At the beginning of the book, Ash explains to Maurya his understanding of Lean.
G = Goal: Define your goal in a functioning business model.
O = Observe and Orient: Learn to benchmark your key figures and better assess risk.
L = Lean, Leverage or Lift: Use Lean Sprints to quickly see success in the business model. Learn more about your bottleneck – leverage your bottleneck – strength the solution to the bottleneck.
E = Experiment: Run small experiments quickly to test your ideas
A = Analysis: All of your experiments must be closely tied to your goal / strategy.
N = Next Actions: The analysis specifies the next actions.
You will be guided through these 6 principles in the following chapters. For the Goal, he created a simple formula for each business model:
Created Value> Captured Value> = Cost (Value Delivery). Your created value must be greater for the customer than what he pays (captured value). And what he pays must be greater than or equal to your cost.
Rate traction as the most important KPI, not sales. What is traction?
Traction is linked to the previous key user actions. These past key user actions are the most important indicators for examining future growth.
Example: Starbucks has recognized that the time a customer spends in the store correlates with the sales per customer. So a key action was getting customers to spend more time in the store.
Traction is the one metric that matters most. Traction is the rate at which a business model captures monetizable value from its customers. A time traction goal is much more tangible than a sales goal.
In addition to traction, there are two essential key figures:
Throughput is traction
The more customers you can send through the “customer factory” in a faster time (without losing quality), the faster and bigger your company can become.
Customer throughput vs throughput
Customer throughput measures the rate at which you are creating customers. The throughput measures the rate at which you create monetizable value from your customers.
There are three phases in every start-up:
Problem Solution Fit
The overall goal of this phase is to test that your idea is a significant enough problem to be resolved.
You test this phase with an “offer”. Before you built the product or take care of financing. An offer consists of UVP, DEMO & PRICING
Product Market Fit
The overall goal of this phase is to demonstrate that your
Small-scale business model works
This phase is not about driving your product to perfection, but rather finding the right levers for growth in order to realize the full potential of the business model.
Identify and resolve bottlenecks
At each point in these phases you will encounter different bottlenecks. These can be external and internal factors.
|Extern||Internal physical||Interne Political|
Once you run into a bottleneck, follow these 5 steps:
- Identify the bottleneck
- Recycle the bottleneck
- Everything else is subordinate
- Leverage the bottleneck
- Start again at step 1
The last part of the book is all about experiments and analyzes. Use lean sprints to do this. These are 2 – 4 week periods in which you test your strategy. You hypothesize what you hope for from the experiment, what you have learned from it, and what the next steps are now.
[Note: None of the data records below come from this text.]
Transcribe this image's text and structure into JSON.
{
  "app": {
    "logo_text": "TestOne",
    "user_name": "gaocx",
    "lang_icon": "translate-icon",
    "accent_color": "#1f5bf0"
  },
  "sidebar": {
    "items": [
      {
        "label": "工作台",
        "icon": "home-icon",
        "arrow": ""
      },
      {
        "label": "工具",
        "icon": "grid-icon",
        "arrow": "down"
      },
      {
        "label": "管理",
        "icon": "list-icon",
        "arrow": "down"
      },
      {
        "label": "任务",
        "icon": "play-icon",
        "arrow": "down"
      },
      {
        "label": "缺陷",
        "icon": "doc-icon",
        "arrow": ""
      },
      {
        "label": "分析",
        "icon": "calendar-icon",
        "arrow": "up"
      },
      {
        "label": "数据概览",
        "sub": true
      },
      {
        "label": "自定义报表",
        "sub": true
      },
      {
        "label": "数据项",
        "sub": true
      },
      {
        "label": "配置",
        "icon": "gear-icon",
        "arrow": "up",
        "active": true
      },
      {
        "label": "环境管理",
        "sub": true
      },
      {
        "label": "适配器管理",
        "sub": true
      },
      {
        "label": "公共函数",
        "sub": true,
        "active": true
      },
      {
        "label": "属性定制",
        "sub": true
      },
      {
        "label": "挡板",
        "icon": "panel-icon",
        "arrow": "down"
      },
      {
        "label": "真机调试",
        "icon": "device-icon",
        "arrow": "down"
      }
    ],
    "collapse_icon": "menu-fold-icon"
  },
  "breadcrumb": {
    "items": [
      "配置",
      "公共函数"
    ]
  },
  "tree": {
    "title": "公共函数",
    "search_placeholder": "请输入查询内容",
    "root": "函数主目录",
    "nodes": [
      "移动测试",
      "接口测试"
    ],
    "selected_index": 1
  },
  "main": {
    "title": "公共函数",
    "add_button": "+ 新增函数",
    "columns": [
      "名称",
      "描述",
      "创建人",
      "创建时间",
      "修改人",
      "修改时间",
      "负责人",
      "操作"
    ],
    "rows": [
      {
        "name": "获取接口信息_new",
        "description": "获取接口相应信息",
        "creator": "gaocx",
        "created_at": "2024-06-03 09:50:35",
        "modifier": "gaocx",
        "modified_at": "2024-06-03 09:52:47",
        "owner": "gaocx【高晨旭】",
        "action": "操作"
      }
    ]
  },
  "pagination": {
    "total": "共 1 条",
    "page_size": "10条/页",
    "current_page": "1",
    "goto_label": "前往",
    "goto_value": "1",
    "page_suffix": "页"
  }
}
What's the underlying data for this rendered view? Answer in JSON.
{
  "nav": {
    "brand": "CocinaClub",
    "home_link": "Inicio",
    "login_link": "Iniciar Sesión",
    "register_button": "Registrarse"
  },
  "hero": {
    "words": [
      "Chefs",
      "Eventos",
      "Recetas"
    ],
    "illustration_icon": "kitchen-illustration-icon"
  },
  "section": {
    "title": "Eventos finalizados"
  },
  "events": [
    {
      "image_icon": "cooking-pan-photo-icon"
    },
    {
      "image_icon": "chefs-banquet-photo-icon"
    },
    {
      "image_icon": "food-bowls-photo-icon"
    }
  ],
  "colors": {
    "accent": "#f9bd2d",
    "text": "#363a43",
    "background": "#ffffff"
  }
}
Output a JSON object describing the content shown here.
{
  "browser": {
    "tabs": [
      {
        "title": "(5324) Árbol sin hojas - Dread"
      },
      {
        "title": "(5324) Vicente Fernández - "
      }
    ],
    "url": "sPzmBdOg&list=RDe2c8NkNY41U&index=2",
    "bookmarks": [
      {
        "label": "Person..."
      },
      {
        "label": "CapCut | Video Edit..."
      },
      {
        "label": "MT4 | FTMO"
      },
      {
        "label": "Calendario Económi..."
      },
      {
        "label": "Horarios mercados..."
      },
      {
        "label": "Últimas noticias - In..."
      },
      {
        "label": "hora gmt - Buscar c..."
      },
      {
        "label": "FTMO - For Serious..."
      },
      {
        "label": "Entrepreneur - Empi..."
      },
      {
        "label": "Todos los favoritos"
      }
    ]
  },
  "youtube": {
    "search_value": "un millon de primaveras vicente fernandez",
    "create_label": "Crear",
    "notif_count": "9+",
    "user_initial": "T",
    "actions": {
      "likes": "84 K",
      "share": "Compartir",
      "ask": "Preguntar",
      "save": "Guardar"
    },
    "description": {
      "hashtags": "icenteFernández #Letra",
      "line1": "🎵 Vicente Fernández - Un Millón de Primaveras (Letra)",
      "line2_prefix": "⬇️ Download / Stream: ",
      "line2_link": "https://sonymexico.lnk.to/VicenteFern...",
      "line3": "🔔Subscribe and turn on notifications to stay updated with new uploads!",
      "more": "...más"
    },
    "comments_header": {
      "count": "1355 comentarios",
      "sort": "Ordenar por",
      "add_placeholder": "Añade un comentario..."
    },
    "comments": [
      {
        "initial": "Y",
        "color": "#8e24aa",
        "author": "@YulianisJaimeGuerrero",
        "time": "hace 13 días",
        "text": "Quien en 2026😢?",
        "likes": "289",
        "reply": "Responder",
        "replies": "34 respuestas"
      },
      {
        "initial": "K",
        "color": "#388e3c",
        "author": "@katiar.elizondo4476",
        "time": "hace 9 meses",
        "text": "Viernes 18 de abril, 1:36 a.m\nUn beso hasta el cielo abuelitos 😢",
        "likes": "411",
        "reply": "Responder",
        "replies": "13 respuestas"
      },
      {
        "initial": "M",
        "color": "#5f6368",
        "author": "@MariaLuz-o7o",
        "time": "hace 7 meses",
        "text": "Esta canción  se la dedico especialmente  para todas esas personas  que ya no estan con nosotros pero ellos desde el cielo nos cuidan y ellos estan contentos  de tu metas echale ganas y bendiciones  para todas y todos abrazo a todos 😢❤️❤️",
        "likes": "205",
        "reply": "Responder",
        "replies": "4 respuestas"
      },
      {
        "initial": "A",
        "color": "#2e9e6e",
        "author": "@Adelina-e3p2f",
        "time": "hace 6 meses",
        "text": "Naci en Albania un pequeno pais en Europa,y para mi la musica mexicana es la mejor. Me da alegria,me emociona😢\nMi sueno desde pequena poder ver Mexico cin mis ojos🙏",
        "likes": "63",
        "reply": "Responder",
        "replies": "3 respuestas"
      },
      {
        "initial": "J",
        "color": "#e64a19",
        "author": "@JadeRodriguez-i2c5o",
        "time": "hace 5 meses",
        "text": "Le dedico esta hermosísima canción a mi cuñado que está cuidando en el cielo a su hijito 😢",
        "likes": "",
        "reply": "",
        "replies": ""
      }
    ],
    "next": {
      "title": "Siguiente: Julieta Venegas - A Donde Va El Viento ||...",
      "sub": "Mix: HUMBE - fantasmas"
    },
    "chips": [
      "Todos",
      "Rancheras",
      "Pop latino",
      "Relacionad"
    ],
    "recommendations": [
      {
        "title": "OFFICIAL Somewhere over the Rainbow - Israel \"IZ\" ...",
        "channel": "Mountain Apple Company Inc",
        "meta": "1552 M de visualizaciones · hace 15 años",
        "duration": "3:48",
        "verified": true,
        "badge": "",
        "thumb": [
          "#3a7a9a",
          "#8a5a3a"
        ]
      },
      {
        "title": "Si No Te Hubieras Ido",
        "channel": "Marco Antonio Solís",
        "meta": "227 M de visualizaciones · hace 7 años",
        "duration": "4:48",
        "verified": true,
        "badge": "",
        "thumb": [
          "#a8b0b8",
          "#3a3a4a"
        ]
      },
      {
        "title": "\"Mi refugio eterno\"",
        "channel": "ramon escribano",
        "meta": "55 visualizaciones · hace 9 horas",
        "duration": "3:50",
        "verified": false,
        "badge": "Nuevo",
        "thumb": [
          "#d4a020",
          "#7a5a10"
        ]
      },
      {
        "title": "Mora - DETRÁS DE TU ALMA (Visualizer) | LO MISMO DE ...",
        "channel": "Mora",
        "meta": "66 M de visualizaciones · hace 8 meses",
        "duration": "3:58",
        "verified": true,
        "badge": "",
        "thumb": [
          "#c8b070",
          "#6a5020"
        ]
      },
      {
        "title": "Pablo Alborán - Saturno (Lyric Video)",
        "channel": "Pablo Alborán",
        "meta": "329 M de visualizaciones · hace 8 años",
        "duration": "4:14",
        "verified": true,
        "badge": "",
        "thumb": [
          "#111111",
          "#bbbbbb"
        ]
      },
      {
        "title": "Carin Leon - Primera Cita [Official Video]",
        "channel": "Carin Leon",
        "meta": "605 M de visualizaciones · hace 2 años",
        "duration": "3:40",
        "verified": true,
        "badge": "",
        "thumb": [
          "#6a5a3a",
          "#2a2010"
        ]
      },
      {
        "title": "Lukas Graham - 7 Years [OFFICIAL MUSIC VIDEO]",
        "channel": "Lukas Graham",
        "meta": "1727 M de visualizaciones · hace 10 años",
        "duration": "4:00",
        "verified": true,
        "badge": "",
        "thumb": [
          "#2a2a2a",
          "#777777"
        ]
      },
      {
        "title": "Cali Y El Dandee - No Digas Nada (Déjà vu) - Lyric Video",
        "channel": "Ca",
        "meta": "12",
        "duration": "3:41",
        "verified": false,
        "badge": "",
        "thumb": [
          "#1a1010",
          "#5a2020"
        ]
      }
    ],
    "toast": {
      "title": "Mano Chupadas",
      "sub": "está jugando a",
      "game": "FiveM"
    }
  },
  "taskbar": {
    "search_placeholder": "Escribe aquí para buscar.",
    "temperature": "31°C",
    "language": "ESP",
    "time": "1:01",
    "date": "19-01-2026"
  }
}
You always pack all of this into a Lean Sprint and can carry out up to 25 experiments per year. At this pace, you can instantly validate new ideas and strategies and accelerate your growth.
Why you should read Scaling Lean when you are doing the Power MBA:
Ash Maurya is one of the mentors for the Power MBA. You will see him in some of the videos in the 3 module. It deals with the topic of Testing Business Ideas & Lean Start Up. There you can see lessons from him and Eric Ries, the author of Lean Start Up. It is very inspiring and fascinating to learn from these two people. The lessons with Ash Maurya are mainly about testing hypotheses in your Lean Canvas. The lessons cover the following questions:
- How do you set up experiments?
- Which should you do first?
- How do you interpret the results?
- What are the risks to be aware of?
- and much more.